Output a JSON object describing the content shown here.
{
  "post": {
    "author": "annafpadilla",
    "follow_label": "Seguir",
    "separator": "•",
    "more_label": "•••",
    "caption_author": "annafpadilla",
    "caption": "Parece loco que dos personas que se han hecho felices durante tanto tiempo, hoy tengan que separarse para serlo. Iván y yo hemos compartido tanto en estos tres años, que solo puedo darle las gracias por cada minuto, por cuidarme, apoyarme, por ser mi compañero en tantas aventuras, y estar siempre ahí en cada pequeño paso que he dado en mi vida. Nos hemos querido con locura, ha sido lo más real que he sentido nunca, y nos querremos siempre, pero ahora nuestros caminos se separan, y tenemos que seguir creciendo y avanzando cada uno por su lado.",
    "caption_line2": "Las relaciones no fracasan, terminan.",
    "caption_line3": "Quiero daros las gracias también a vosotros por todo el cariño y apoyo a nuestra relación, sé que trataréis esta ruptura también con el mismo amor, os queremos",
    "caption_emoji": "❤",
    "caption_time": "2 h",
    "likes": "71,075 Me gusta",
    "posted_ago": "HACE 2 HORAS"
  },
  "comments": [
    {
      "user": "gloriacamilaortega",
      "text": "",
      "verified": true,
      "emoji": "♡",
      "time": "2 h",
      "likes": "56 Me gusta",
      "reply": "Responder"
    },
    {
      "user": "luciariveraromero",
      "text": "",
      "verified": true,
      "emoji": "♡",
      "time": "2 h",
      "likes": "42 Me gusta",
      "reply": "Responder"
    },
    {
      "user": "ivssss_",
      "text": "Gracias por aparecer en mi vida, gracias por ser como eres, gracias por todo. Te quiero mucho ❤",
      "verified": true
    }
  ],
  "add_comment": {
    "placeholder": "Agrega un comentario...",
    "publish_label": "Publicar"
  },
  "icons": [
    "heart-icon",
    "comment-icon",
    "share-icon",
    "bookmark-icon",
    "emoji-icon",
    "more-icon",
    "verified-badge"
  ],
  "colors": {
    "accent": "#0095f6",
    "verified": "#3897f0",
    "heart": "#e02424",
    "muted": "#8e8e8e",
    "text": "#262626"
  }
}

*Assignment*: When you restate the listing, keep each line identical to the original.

*Worked solution*:
Output a JSON object describing the content shown here.
{
  "post": {
    "author": "annafpadilla",
    "follow_label": "Seguir",
    "separator": "•",
    "more_label": "•••",
    "caption_author": "annafpadilla",
    "caption": "Parece loco que dos personas que se han hecho felices durante tanto tiempo, hoy tengan que separarse para serlo. Iván y yo hemos compartido tanto en estos tres años, que solo puedo darle las gracias por cada minuto, por cuidarme, apoyarme, por ser mi compañero en tantas aventuras, y estar siempre ahí en cada pequeño paso que he dado en mi vida. Nos hemos querido con locura, ha sido lo más real que he sentido nunca, y nos querremos siempre, pero ahora nuestros caminos se separan, y tenemos que seguir creciendo y avanzando cada uno por su lado.",
    "caption_line2": "Las relaciones no fracasan, terminan.",
    "caption_line3": "Quiero daros las gracias también a vosotros por todo el cariño y apoyo a nuestra relación, sé que trataréis esta ruptura también con el mismo amor, os queremos",
    "caption_emoji": "❤",
    "caption_time": "2 h",
    "likes": "71,075 Me gusta",
    "posted_ago": "HACE 2 HORAS"
  },
  "comments": [
    {
      "user": "gloriacamilaortega",
      "text": "",
      "verified": true,
      "emoji": "♡",
      "time": "2 h",
      "likes": "56 Me gusta",
      "reply": "Responder"
    },
    {
      "user": "luciariveraromero",
      "text": "",
      "verified": true,
      "emoji": "♡",
      "time": "2 h",
      "likes": "42 Me gusta",
      "reply": "Responder"
    },
    {
      "user": "ivssss_",
      "text": "Gracias por aparecer en mi vida, gracias por ser como eres, gracias por todo. Te quiero mucho ❤",
      "verified": true
    }
  ],
  "add_comment": {
    "placeholder": "Agrega un comentario...",
    "publish_label": "Publicar"
  },
  "icons": [
    "heart-icon",
    "comment-icon",
    "share-icon",
    "bookmark-icon",
    "emoji-icon",
    "more-icon",
    "verified-badge"
  ],
  "colors": {
    "accent": "#0095f6",
    "verified": "#3897f0",
    "heart": "#e02424",
    "muted": "#8e8e8e",
    "text": "#262626"
  }
}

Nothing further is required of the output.